Prompt
Every line with the word "true" in it should be extracted from the data that follows.
**** Records for the task ****
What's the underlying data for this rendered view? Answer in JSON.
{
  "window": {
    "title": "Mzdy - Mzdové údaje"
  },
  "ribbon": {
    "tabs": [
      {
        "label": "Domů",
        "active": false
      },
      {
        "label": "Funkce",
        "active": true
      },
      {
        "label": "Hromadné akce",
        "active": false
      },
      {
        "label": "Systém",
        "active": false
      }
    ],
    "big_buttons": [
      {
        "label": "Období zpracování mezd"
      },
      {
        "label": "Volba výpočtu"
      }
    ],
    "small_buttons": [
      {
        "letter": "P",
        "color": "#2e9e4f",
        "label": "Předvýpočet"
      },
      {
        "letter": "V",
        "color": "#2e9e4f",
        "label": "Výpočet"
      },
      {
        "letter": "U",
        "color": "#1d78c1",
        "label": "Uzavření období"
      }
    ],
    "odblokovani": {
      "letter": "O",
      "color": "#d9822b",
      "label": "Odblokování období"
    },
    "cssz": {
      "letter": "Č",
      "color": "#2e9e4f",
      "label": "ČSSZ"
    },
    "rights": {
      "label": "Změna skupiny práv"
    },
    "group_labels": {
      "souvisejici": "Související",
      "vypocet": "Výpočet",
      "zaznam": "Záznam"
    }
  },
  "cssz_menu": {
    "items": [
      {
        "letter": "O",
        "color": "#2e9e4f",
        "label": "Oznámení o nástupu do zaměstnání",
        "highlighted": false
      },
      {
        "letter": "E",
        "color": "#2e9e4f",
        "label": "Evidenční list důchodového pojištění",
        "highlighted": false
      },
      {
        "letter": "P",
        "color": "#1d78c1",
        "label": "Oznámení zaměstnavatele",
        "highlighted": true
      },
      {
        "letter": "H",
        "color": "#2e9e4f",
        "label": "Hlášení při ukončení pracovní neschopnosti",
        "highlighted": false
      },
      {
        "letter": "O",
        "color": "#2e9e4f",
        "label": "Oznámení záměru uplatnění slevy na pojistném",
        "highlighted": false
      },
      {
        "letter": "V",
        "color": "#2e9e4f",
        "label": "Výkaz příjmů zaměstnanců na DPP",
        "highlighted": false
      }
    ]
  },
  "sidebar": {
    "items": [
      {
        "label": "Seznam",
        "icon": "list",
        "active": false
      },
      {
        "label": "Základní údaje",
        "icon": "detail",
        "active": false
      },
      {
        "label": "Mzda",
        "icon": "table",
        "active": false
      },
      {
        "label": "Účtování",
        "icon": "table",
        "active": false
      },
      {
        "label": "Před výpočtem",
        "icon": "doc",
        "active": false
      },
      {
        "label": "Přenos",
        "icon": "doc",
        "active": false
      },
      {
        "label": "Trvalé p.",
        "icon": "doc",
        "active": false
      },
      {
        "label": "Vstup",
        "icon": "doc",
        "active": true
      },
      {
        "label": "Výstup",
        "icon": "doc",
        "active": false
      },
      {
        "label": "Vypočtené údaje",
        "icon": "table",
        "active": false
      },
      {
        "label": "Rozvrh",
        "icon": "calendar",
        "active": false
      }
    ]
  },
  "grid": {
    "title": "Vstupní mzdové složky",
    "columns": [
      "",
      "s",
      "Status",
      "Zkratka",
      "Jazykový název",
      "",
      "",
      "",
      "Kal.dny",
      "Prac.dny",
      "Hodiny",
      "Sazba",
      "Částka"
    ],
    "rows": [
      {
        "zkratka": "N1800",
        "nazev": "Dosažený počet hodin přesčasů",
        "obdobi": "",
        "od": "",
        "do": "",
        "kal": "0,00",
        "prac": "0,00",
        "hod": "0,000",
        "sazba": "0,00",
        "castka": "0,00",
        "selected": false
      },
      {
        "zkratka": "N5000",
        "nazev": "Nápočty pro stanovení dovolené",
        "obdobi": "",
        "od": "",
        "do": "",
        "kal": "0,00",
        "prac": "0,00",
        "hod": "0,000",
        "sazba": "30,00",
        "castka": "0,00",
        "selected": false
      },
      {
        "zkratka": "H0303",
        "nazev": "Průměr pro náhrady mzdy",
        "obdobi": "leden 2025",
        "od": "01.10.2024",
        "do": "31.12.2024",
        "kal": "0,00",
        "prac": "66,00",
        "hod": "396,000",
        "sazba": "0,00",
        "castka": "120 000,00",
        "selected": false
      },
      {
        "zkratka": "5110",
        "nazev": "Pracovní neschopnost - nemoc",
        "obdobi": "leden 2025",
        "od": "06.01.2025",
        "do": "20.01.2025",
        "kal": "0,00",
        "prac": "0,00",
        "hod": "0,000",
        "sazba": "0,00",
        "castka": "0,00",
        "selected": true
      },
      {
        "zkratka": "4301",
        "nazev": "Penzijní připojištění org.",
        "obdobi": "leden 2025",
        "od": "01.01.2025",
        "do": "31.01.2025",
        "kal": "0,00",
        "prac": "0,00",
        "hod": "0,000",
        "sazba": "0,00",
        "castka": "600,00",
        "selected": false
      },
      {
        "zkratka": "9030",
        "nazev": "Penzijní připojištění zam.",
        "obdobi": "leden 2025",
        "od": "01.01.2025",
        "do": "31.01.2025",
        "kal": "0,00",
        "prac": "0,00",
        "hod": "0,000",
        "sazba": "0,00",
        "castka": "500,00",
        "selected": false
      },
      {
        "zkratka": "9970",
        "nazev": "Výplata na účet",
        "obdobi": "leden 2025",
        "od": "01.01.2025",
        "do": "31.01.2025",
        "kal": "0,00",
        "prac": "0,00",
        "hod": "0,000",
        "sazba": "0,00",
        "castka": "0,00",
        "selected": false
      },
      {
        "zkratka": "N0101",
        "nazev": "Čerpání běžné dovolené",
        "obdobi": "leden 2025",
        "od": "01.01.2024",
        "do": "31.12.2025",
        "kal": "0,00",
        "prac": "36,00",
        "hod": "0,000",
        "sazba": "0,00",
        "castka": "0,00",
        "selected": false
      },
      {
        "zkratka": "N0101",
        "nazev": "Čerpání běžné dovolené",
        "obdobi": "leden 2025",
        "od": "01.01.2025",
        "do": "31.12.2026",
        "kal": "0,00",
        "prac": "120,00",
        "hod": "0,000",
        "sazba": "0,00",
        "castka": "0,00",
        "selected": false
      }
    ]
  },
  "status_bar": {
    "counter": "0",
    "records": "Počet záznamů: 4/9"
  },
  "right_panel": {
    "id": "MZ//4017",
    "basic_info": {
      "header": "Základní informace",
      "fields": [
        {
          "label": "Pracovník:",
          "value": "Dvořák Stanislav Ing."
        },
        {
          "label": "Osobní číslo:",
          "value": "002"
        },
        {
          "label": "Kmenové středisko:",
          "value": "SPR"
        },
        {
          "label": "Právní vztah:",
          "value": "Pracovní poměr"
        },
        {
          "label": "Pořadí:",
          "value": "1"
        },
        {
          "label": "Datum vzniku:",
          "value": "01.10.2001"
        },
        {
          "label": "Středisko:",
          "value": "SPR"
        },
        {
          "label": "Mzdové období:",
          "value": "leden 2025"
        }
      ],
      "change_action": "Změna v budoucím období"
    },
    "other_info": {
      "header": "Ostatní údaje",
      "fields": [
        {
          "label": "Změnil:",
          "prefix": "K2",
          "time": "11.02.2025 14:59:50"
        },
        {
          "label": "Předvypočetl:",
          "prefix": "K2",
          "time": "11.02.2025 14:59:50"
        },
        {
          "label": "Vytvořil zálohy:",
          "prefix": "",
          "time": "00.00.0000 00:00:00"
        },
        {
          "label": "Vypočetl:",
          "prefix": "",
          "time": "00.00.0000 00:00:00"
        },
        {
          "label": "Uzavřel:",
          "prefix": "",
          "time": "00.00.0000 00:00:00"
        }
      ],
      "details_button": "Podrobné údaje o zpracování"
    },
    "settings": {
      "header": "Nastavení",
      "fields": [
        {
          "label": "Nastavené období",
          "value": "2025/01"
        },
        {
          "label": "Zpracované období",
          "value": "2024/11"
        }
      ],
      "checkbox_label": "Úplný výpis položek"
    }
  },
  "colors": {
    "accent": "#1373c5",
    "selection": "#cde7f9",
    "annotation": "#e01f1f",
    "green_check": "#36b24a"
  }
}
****
Output of the exercise
        "active": true
        "highlighted": true
        "active": true
        "selected": true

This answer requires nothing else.